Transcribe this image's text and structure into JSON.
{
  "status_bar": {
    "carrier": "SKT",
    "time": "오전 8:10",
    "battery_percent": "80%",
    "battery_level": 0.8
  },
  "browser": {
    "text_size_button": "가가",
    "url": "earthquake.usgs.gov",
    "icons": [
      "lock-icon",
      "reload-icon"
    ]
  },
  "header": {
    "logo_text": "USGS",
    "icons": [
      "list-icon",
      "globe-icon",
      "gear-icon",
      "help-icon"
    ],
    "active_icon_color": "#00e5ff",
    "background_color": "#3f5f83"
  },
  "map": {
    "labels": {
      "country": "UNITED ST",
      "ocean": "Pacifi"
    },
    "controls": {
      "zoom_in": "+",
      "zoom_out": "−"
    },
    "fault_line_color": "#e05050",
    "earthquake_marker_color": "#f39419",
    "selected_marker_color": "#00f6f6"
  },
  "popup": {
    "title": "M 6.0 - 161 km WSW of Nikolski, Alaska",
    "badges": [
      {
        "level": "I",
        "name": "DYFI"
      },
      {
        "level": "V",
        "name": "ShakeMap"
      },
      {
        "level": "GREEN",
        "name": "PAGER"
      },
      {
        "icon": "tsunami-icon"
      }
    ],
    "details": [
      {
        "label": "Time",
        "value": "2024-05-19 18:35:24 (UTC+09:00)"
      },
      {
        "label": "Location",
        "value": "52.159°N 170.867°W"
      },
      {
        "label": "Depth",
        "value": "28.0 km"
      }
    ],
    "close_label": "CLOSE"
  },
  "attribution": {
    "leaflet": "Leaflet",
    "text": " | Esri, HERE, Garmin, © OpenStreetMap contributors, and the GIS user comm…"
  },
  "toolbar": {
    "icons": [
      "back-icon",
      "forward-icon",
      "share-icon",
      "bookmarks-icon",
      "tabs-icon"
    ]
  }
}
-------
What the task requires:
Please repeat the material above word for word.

Answer box:
Transcribe this image's text and structure into JSON.
{
  "status_bar": {
    "carrier": "SKT",
    "time": "오전 8:10",
    "battery_percent": "80%",
    "battery_level": 0.8
  },
  "browser": {
    "text_size_button": "가가",
    "url": "earthquake.usgs.gov",
    "icons": [
      "lock-icon",
      "reload-icon"
    ]
  },
  "header": {
    "logo_text": "USGS",
    "icons": [
      "list-icon",
      "globe-icon",
      "gear-icon",
      "help-icon"
    ],
    "active_icon_color": "#00e5ff",
    "background_color": "#3f5f83"
  },
  "map": {
    "labels": {
      "country": "UNITED ST",
      "ocean": "Pacifi"
    },
    "controls": {
      "zoom_in": "+",
      "zoom_out": "−"
    },
    "fault_line_color": "#e05050",
    "earthquake_marker_color": "#f39419",
    "selected_marker_color": "#00f6f6"
  },
  "popup": {
    "title": "M 6.0 - 161 km WSW of Nikolski, Alaska",
    "badges": [
      {
        "level": "I",
        "name": "DYFI"
      },
      {
        "level": "V",
        "name": "ShakeMap"
      },
      {
        "level": "GREEN",
        "name": "PAGER"
      },
      {
        "icon": "tsunami-icon"
      }
    ],
    "details": [
      {
        "label": "Time",
        "value": "2024-05-19 18:35:24 (UTC+09:00)"
      },
      {
        "label": "Location",
        "value": "52.159°N 170.867°W"
      },
      {
        "label": "Depth",
        "value": "28.0 km"
      }
    ],
    "close_label": "CLOSE"
  },
  "attribution": {
    "leaflet": "Leaflet",
    "text": " | Esri, HERE, Garmin, © OpenStreetMap contributors, and the GIS user comm…"
  },
  "toolbar": {
    "icons": [
      "back-icon",
      "forward-icon",
      "share-icon",
      "bookmarks-icon",
      "tabs-icon"
    ]
  }
}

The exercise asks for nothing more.